Abante Mindanao Party-list Congressman Maximo B. Rodriguez has filed House Resolution No 2402 that directs the Foreign Affairs Committee
to conduct an investigation on the disputed Scarborough Shoal and to exhaust all legal remedies in order to preserve Philippine sovereignty.
Congressman Rufus B. Rodriguez of the second district of Cagayan de Oro also coauthored the resolution to give added weight so that Congress
would act on the matter.
The two congressmen said that Philippines, China, Vietnan, Brunei, Malaysia and Taiwan believed that the Scarborough
Shoal is rich in oil and gas and these overlapping claims have long been feared as Asias next sourve of tension which could lead to arm conflict.
Early April of this year, a Philippine Navy surveillance plane spotted eight Chinese fishing vessels anchored in a lagoon at Scarborough which
prompted the military to deploy its largest warship, the BRP Gregorio del Pilar, which was recently acquired from the United States.
Upon boarding the Chinese fishing vessels for an inspection, Filipino sailors discovered large amounts of illegally collected coral, giant clams and
live sharks inside the first boat which only shows that the Chinese fishermen had been engaged in illegal fishing and Solons to Foreign Affairs Committee: Act on Scarborough Shoal dispute harvesting of endangered marine species.
Two Chinese maritime surveillance ships later approached and positioned themselves between the Philippine warship and the Chinese fishing vessels which prevented the arrests of the erring Chinese fishermen.
This event has brought about the current stand-off between the Philippines and China in the Scarborough Shoal which is causing increased tension between the two countries involved.
According to Department of Foreign Affairs (DFA) spokesperson Raul Hernandez, the Philippines had formally invited China to bring their claims to the International Tribunal on the Law of the Sea (ITLOS) in a note verbale which also calls on China to respect the Philippines’ sovereignty and sovereign rights under the United Nations Convention on the Law of the Sea (UNCLOS) over Panatag Shoal and its exclusive economic zone (EEZ);
Mr. Hernandez said that, “we have also formally invited China to join the Philippines in bringing the issue before an appropriate third-party adjudication body under international law, specifically ITLOS, with respect to the rights and obligations of the two countries in the Philippines’ EEZ.
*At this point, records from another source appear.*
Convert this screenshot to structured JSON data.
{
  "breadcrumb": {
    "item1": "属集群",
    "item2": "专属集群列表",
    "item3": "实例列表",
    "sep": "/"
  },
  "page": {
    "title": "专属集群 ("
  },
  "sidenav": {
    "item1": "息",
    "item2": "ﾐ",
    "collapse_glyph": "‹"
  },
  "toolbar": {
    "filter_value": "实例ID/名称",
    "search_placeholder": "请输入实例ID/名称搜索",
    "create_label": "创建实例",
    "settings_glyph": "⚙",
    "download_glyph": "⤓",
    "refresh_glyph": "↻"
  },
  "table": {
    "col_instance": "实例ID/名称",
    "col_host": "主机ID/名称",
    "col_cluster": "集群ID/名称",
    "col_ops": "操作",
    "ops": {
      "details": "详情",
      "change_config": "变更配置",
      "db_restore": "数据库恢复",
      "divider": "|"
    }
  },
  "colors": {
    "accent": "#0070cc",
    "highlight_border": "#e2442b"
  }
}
This approach would resolve on a long-term basis any differences of position on the issue, and ensure a peaceful, stable, and lasting bilateral relationship between the Philippines and China”.
Even as China has refused to accept arbitration by an international tribunal to settle the dispute, Secretary-General Henry Bensurto Jr. of the DFA Commission on Maritime and Ocean Affairs Secretariat has said that the Philippine government could raise the issue for settlement even without Chinese consent.
He said that the UNCLOS has a unique feature that allows signatory states to avail themselves of compulsory dispute
settlement in cases when consensual mechanisms for settlement fail.
Mr. Bensurto argued that the need for consent from the opposing state as far as the UNCLOS is concerned refers only to territorial disputes and that the DFA is not pursuing a settlement over a territorial dispute but rather a maritime issue involving the waters under the jurisdiction of the Philippines.
It is therefore imperative that the Philippine government, particularly the DFA look into all possible legal remedies to bring the issue to an international tribunal and exert all legal efforts to protect the territory and sovereignty of the country and not bow down to a bigger and stronger nation.